Choreographic or fictional practices then, may well be(come) close to an art of diplomacy (and thus become close to a politics or an “ecology of practices”, to use Stengers words and notions again). How? Allowing heterogeneous practices and entities to encounter and make place for one another in unsuspected ways; yet keeping the possibility, for each of them, to go on diverging with-in and along any achieved or underway arrangement. When they operate like this, fictional or choreographic (or whatever) practices are practices whose issue is to understand that any specific constellation is always the provisional result of a hesitant, local, artificial negotiation that has to remain hesitant, local, artificial, and negotiable.

Sigh. It goes on, it’s never ending, it goes on, on fictions of humidity now:

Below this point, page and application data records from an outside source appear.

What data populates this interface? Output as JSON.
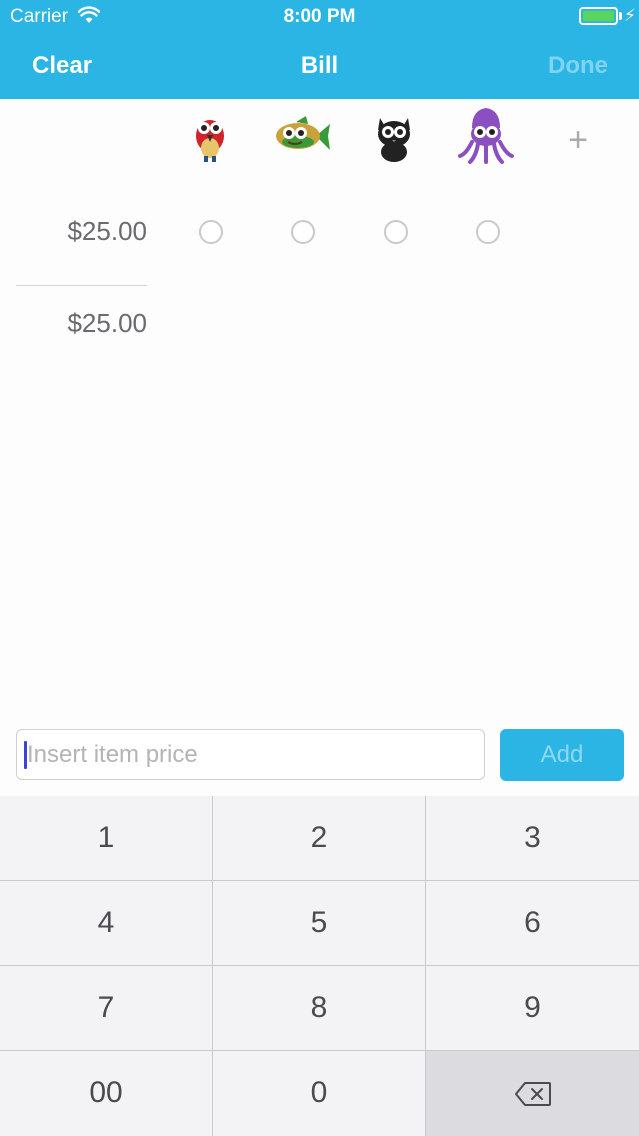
{
  "status_bar": {
    "carrier": "Carrier",
    "time": "8:00 PM"
  },
  "nav": {
    "left_label": "Clear",
    "title": "Bill",
    "right_label": "Done"
  },
  "people": [
    {
      "icon": "parrot-icon",
      "color": "#d0232a"
    },
    {
      "icon": "fish-icon",
      "color": "#3a9a3a"
    },
    {
      "icon": "cat-icon",
      "color": "#222222"
    },
    {
      "icon": "octopus-icon",
      "color": "#8a4fc0"
    }
  ],
  "add_person": {
    "icon": "plus-icon",
    "label": "+"
  },
  "items": [
    {
      "price": "$25.00",
      "assigned": [
        false,
        false,
        false,
        false
      ]
    }
  ],
  "total": {
    "price": "$25.00"
  },
  "entry": {
    "placeholder": "Insert item price",
    "value": "",
    "button_label": "Add"
  },
  "keypad": {
    "keys": [
      "1",
      "2",
      "3",
      "4",
      "5",
      "6",
      "7",
      "8",
      "9",
      "00",
      "0"
    ],
    "backspace_icon": "backspace-icon"
  },
  "colors": {
    "accent": "#2bb5e5",
    "done_disabled": "#7fd4f2"
  }
}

I definitely have a soft spot for humidity, for I believe that without humidity allowing for practical and conceptual blending to occur, there would be no thinking, no roller-skating, no affecting, no strolling around, no thinking, no navigation, no stupidity, no learning, no unlearning, no thinking, no strolling around, no skiing, no falling, no feeling, no clumsiness, no thinking, no in-between, no possible translation (no possible conversation). And yet, I have been asking myself if my choreographic, fictional, elastic, octopus, humid, galloping cookery stuff – what I usually call a strategy for myself and whoever wants to have it – couldn’t be misunderstood as yet another set of names for mobility or flexibility, these two notions that have become so problematic in neo-liberal societies. That’s why I insist in exploring the notion of elasticity instead, as a potentiality of variation, as a certain degree of variation that people may need to expand their thoughts, actions, and relationships, but one that also allows them to reduce them, if reduction is what they need at a certain moment – that’s what an elastic is good for: it allows people and things to expand, but also to retract. Taking the risk of confusion between notions, places and motions, I firmly believe that elasticity can be a possibility of escaping subjection to mobilization and flexibility. The difference between flexibility and elasticity would then be that at present flexibility can only mean blind adaptation to compulsive mobility, while elasticity could help us imagining a mode of acting upon situations, instead of just letting them act upon us. When people ask me the reason why I enrol in fictions of that kind, I always answer, with slight variations and depending on the weather and much more (and sometimes much less or in-between):

I guess I only need them to understand that the real is much better than fiction, namely because it is the biggest producer of fiction ever (do you know more banal than this?). Besides, I never meant I was going to change the world riding horses, pumpkins, oranges or octopuses lost in the middle of the Wild West, lost in an overcrowded humid mind.

Till soon!

1 comment:

Erin Manning said...

This is wonderful!